"Excellent customer services are our financial pillars."
"Great service; an affair of the heart."
- And finally, for those who fear the worries of the current economic meltdown may send them and their families to the great hereafter, there's this bit of prose perfection: "Reaching above and beyond for our customers."
While we're on the subject of bad customer service, I'm told the Chronicle has been deluged with letters from citizens angered by that paper's criticism of Supervisor Chris Daly's "where is the love" outburst at the Board of Supervisors' budget meeting a couple of weeks ago. Sources in Daly's office, meanwhile, say their phone lines burned up with supportive calls after the Chronicle editorial page called Daly a "civic embarrassment."
To reprise: At a July 23 budget meeting of the board, Daly suffered an odd outburst after the supervisors voted against granting Daly's proposal to increase the salary of a city clocker who Daly believes is underpaid. He then made an odd speech in which he said, "I'm not feeling the love," and is reported to have banged his head against the wall outside the board's chambers.
A smarter man would have spoken to colleagues to make absolutely sure he had the necessary votes before taking the potentially embarrassing step of putting an employee's proposed raise on the board's agenda. A calmer, worldlier man wouldn't have become unsettled by the unromantic nature of public deliberative bodies.
But before the reasonable people of this city breathe a collective sigh of relief, gladdened that San Francisco's most backward-thinking politician has irreversibly damaged himself, I think it's important to ponder those letters and phone calls I referenced. Early setbacks have become an almost intractable part of American political mythology -- think Willie Stark's initial disappointments in the Robert Penn Warren novel All the King's Men. I know what you're thinking: Willie Stark? Chris Daly? Gedaddaheah! But this is not as great a stretch as it seems.
The ignorance, arrogance, and emotional instability that Daly demonstrated at the budget meeting were astonishing, perhaps. But Daly's term runs until January 2003. Even a witless person learns to count votes over the course of a year; even the most arrogant advocate realizes it's necessary to get at least six of 11 votes to win a Board of Supervisors victory; even the most deluded romantic learns policy-making isn't usually an act of love.
By year's end, I suspect even Chris Daly will be consulting with his colleagues before putting items the board's agenda.
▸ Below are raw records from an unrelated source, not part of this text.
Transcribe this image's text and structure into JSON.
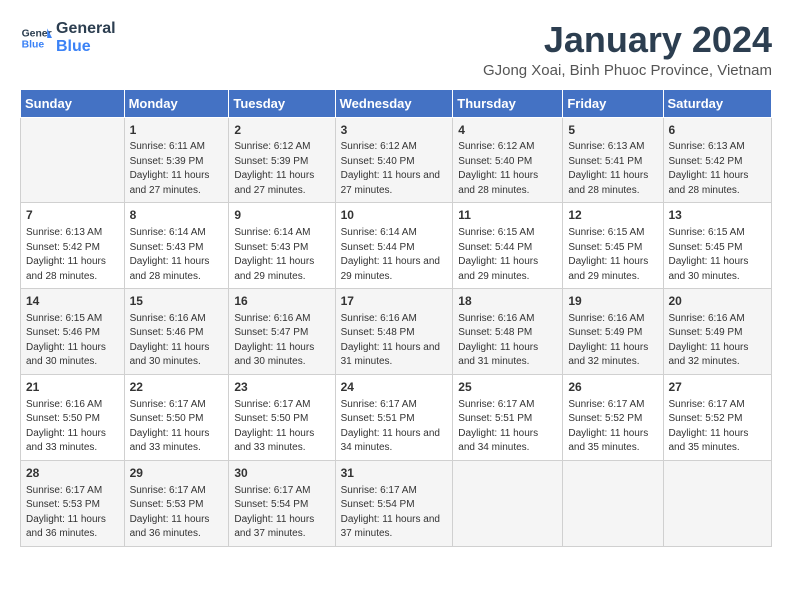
{
  "logo": {
    "line1": "General",
    "line2": "Blue"
  },
  "title": "January 2024",
  "location": "GJong Xoai, Binh Phuoc Province, Vietnam",
  "days_of_week": [
    "Sunday",
    "Monday",
    "Tuesday",
    "Wednesday",
    "Thursday",
    "Friday",
    "Saturday"
  ],
  "weeks": [
    [
      {
        "day": "",
        "sunrise": "",
        "sunset": "",
        "daylight": ""
      },
      {
        "day": "1",
        "sunrise": "Sunrise: 6:11 AM",
        "sunset": "Sunset: 5:39 PM",
        "daylight": "Daylight: 11 hours and 27 minutes."
      },
      {
        "day": "2",
        "sunrise": "Sunrise: 6:12 AM",
        "sunset": "Sunset: 5:39 PM",
        "daylight": "Daylight: 11 hours and 27 minutes."
      },
      {
        "day": "3",
        "sunrise": "Sunrise: 6:12 AM",
        "sunset": "Sunset: 5:40 PM",
        "daylight": "Daylight: 11 hours and 27 minutes."
      },
      {
        "day": "4",
        "sunrise": "Sunrise: 6:12 AM",
        "sunset": "Sunset: 5:40 PM",
        "daylight": "Daylight: 11 hours and 28 minutes."
      },
      {
        "day": "5",
        "sunrise": "Sunrise: 6:13 AM",
        "sunset": "Sunset: 5:41 PM",
        "daylight": "Daylight: 11 hours and 28 minutes."
      },
      {
        "day": "6",
        "sunrise": "Sunrise: 6:13 AM",
        "sunset": "Sunset: 5:42 PM",
        "daylight": "Daylight: 11 hours and 28 minutes."
      }
    ],
    [
      {
        "day": "7",
        "sunrise": "Sunrise: 6:13 AM",
        "sunset": "Sunset: 5:42 PM",
        "daylight": "Daylight: 11 hours and 28 minutes."
      },
      {
        "day": "8",
        "sunrise": "Sunrise: 6:14 AM",
        "sunset": "Sunset: 5:43 PM",
        "daylight": "Daylight: 11 hours and 28 minutes."
      },
      {
        "day": "9",
        "sunrise": "Sunrise: 6:14 AM",
        "sunset": "Sunset: 5:43 PM",
        "daylight": "Daylight: 11 hours and 29 minutes."
      },
      {
        "day": "10",
        "sunrise": "Sunrise: 6:14 AM",
        "sunset": "Sunset: 5:44 PM",
        "daylight": "Daylight: 11 hours and 29 minutes."
      },
      {
        "day": "11",
        "sunrise": "Sunrise: 6:15 AM",
        "sunset": "Sunset: 5:44 PM",
        "daylight": "Daylight: 11 hours and 29 minutes."
      },
      {
        "day": "12",
        "sunrise": "Sunrise: 6:15 AM",
        "sunset": "Sunset: 5:45 PM",
        "daylight": "Daylight: 11 hours and 29 minutes."
      },
      {
        "day": "13",
        "sunrise": "Sunrise: 6:15 AM",
        "sunset": "Sunset: 5:45 PM",
        "daylight": "Daylight: 11 hours and 30 minutes."
      }
    ],
    [
      {
        "day": "14",
        "sunrise": "Sunrise: 6:15 AM",
        "sunset": "Sunset: 5:46 PM",
        "daylight": "Daylight: 11 hours and 30 minutes."
      },
      {
        "day": "15",
        "sunrise": "Sunrise: 6:16 AM",
        "sunset": "Sunset: 5:46 PM",
        "daylight": "Daylight: 11 hours and 30 minutes."
      },
      {
        "day": "16",
        "sunrise": "Sunrise: 6:16 AM",
        "sunset": "Sunset: 5:47 PM",
        "daylight": "Daylight: 11 hours and 30 minutes."
      },
      {
        "day": "17",
        "sunrise": "Sunrise: 6:16 AM",
        "sunset": "Sunset: 5:48 PM",
        "daylight": "Daylight: 11 hours and 31 minutes."
      },
      {
        "day": "18",
        "sunrise": "Sunrise: 6:16 AM",
        "sunset": "Sunset: 5:48 PM",
        "daylight": "Daylight: 11 hours and 31 minutes."
      },
      {
        "day": "19",
        "sunrise": "Sunrise: 6:16 AM",
        "sunset": "Sunset: 5:49 PM",
        "daylight": "Daylight: 11 hours and 32 minutes."
      },
      {
        "day": "20",
        "sunrise": "Sunrise: 6:16 AM",
        "sunset": "Sunset: 5:49 PM",
        "daylight": "Daylight: 11 hours and 32 minutes."
      }
    ],
    [
      {
        "day": "21",
        "sunrise": "Sunrise: 6:16 AM",
        "sunset": "Sunset: 5:50 PM",
        "daylight": "Daylight: 11 hours and 33 minutes."
      },
      {
        "day": "22",
        "sunrise": "Sunrise: 6:17 AM",
        "sunset": "Sunset: 5:50 PM",
        "daylight": "Daylight: 11 hours and 33 minutes."
      },
      {
        "day": "23",
        "sunrise": "Sunrise: 6:17 AM",
        "sunset": "Sunset: 5:50 PM",
        "daylight": "Daylight: 11 hours and 33 minutes."
      },
      {
        "day": "24",
        "sunrise": "Sunrise: 6:17 AM",
        "sunset": "Sunset: 5:51 PM",
        "daylight": "Daylight: 11 hours and 34 minutes."
      },
      {
        "day": "25",
        "sunrise": "Sunrise: 6:17 AM",
        "sunset": "Sunset: 5:51 PM",
        "daylight": "Daylight: 11 hours and 34 minutes."
      },
      {
        "day": "26",
        "sunrise": "Sunrise: 6:17 AM",
        "sunset": "Sunset: 5:52 PM",
        "daylight": "Daylight: 11 hours and 35 minutes."
      },
      {
        "day": "27",
        "sunrise": "Sunrise: 6:17 AM",
        "sunset": "Sunset: 5:52 PM",
        "daylight": "Daylight: 11 hours and 35 minutes."
      }
    ],
    [
      {
        "day": "28",
        "sunrise": "Sunrise: 6:17 AM",
        "sunset": "Sunset: 5:53 PM",
        "daylight": "Daylight: 11 hours and 36 minutes."
      },
      {
        "day": "29",
        "sunrise": "Sunrise: 6:17 AM",
        "sunset": "Sunset: 5:53 PM",
        "daylight": "Daylight: 11 hours and 36 minutes."
      },
      {
        "day": "30",
        "sunrise": "Sunrise: 6:17 AM",
        "sunset": "Sunset: 5:54 PM",
        "daylight": "Daylight: 11 hours and 37 minutes."
      },
      {
        "day": "31",
        "sunrise": "Sunrise: 6:17 AM",
        "sunset": "Sunset: 5:54 PM",
        "daylight": "Daylight: 11 hours and 37 minutes."
      },
      {
        "day": "",
        "sunrise": "",
        "sunset": "",
        "daylight": ""
      },
      {
        "day": "",
        "sunrise": "",
        "sunset": "",
        "daylight": ""
      },
      {
        "day": "",
        "sunrise": "",
        "sunset": "",
        "daylight": ""
      }
    ]
  ]
}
And I imagine he'll go home and kick his cat, rather than freak out in public, when things don't go his way.
This prospect is horrifying, and I urge forward-thinking San Franciscans to consider facing it now, when it might be forestalled: Chris Daly could eventually become an effective legislator. He and low-lumen cohorts such as Jake McGoldrick may learn the basics of policy, and, if their statements regarding housing construction, commercial development, tenancies in common, and other policy areas are any indication, they will accomplish horrid, destructive things.
Which raises an important point. As valuable as the ad hominem attack may be as a tool for the columnist with a deadline to meet, it makes for a blunt instrument indeed when it comes to political analysis or effect. George W. Bush may be an inarticulate cokehead alcoholic with lush-trollop kids, but he's running roughshod over America just the same. Bill Clinton may have dorked floozies with pathological verve as he smilingly lied about it -- but he also successfully kicked serious Republican butt. And Willie Brown -- sure, he's now assumed to look like a walrus, but this does not limit him politically.